HOUSTON — Jeremy Evans didn’t win this year’s dunk contest, but it certainly wasn’t due to a lack of creativity or effort on his part.
Terrence Ross took home the trophy as the 2013 Sprite Slam Dunk champion, and was definitely deserving of the honor. But Evans wins at least in terms of creativity, based on the thought, planning, and personal effort he had to put into at least one of his dunks to ensure it came off successfully.
In his first dunk attempt of the final round, Evans brought out an easel that had resting on it a large picture covered in black cloth. It was placed inside the restricted area, and Evans got a running start before leaping over it and throwing down a left-handed windmill jam on his very first try.

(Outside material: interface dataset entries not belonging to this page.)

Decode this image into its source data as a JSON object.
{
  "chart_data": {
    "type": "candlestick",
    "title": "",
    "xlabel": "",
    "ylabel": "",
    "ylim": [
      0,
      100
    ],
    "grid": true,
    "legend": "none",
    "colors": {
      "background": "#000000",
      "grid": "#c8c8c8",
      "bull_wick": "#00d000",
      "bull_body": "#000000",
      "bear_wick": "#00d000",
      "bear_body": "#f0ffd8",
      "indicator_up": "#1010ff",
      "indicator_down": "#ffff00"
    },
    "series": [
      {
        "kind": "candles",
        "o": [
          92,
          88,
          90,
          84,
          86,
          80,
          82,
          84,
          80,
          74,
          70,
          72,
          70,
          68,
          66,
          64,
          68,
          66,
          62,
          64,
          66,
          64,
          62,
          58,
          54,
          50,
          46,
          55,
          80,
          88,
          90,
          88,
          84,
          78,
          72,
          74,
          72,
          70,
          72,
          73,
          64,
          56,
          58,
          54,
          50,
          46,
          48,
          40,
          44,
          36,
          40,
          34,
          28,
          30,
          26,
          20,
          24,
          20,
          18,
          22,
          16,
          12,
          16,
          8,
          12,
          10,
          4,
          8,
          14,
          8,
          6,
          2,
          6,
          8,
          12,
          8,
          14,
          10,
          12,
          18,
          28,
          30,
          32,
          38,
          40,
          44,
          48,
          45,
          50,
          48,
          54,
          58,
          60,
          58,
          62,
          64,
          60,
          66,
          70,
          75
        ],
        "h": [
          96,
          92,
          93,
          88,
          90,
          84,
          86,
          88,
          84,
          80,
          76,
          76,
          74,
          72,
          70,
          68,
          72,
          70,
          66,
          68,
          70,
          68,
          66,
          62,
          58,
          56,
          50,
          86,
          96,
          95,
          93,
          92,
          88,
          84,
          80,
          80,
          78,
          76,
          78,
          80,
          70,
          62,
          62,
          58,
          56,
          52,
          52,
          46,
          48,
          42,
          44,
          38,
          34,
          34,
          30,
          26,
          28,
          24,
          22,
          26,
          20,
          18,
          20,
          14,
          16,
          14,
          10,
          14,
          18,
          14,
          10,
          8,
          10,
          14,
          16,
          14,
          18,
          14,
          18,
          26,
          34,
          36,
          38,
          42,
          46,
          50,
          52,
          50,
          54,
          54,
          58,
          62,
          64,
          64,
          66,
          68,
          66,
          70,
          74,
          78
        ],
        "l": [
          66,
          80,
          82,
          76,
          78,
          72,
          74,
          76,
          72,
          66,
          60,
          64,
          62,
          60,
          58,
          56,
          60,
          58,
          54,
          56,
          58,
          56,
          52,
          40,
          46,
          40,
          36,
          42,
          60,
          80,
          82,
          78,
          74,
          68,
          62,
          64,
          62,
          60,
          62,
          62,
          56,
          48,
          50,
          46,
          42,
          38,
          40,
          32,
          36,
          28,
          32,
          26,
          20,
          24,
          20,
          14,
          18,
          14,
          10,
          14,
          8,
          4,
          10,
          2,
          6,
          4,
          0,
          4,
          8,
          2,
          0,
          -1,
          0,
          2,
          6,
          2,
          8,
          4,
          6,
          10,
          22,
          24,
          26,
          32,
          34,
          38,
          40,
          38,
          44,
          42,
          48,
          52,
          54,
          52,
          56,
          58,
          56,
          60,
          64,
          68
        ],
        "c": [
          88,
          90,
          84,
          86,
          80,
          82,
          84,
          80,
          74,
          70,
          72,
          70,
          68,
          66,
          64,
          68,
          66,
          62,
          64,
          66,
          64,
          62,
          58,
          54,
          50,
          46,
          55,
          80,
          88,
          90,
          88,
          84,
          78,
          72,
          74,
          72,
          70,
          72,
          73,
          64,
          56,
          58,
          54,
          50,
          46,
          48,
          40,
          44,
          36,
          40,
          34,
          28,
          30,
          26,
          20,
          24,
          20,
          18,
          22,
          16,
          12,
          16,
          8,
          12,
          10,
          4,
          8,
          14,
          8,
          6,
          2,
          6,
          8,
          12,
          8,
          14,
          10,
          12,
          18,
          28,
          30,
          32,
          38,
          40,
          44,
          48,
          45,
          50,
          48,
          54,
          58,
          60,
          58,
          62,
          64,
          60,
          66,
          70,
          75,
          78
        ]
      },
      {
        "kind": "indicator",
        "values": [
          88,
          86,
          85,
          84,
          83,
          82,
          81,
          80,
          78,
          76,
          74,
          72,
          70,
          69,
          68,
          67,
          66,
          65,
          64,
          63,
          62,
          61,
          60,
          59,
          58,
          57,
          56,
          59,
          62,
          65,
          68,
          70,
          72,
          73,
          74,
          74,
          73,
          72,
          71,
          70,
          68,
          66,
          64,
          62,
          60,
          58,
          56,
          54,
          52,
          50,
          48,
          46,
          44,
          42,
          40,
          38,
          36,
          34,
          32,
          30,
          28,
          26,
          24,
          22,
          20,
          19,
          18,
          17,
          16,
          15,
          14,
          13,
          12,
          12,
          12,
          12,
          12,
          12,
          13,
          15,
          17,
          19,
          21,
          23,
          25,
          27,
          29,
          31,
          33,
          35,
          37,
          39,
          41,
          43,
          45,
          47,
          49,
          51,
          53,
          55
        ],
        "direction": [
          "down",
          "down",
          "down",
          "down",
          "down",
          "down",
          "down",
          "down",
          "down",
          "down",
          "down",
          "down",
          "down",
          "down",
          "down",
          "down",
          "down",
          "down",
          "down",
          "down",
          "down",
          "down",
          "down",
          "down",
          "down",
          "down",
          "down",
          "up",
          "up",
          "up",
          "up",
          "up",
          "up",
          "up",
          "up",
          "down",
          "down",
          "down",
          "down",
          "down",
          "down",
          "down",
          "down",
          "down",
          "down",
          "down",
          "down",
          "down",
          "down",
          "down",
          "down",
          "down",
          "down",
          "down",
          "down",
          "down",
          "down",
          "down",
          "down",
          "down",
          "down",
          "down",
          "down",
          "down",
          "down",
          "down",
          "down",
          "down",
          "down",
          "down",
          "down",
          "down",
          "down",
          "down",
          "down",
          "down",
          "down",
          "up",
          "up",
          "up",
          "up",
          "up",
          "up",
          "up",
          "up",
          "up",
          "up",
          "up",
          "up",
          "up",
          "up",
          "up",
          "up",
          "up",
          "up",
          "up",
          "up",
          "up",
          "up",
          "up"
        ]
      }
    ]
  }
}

Evans then removed the cloth to reveal a painting which, in hindsight, had predicted the future.
The painting was an image of the exact dunk that Evans had just pulled off, showing him in midair readying to dunk over the covered canvas.
Evans said he got the idea for this one from one of his coaches.
“Actually, a player development coach helped me out with that,” he said. “He knew I was a painter, so why not do that?”
I then asked Evans if he painted it himself.
“Yeah, I painted it,” he said. “It took about a week and a half. I tried to rush it.”
The painting wasn’t even finished until the night before the contest. Evans wanted to make sure he knew what the actual ball he was going to use would like like before painting it, so he added it in at the last minute.
This may not have been the best dunk of the night, and as evidenced by the fact that Ross ultimately won as a result of getting 58 percent of the vote from the fans, that must have been the consensus.
But after hearing how long it took Evans to personally paint the picture, not to mention the time he put in practicing the actual dunk itself, it’s hard to argue with the combination of creativity and execution that Evans was able to display.
[Photo credit: Utah Jazz, via Instagram]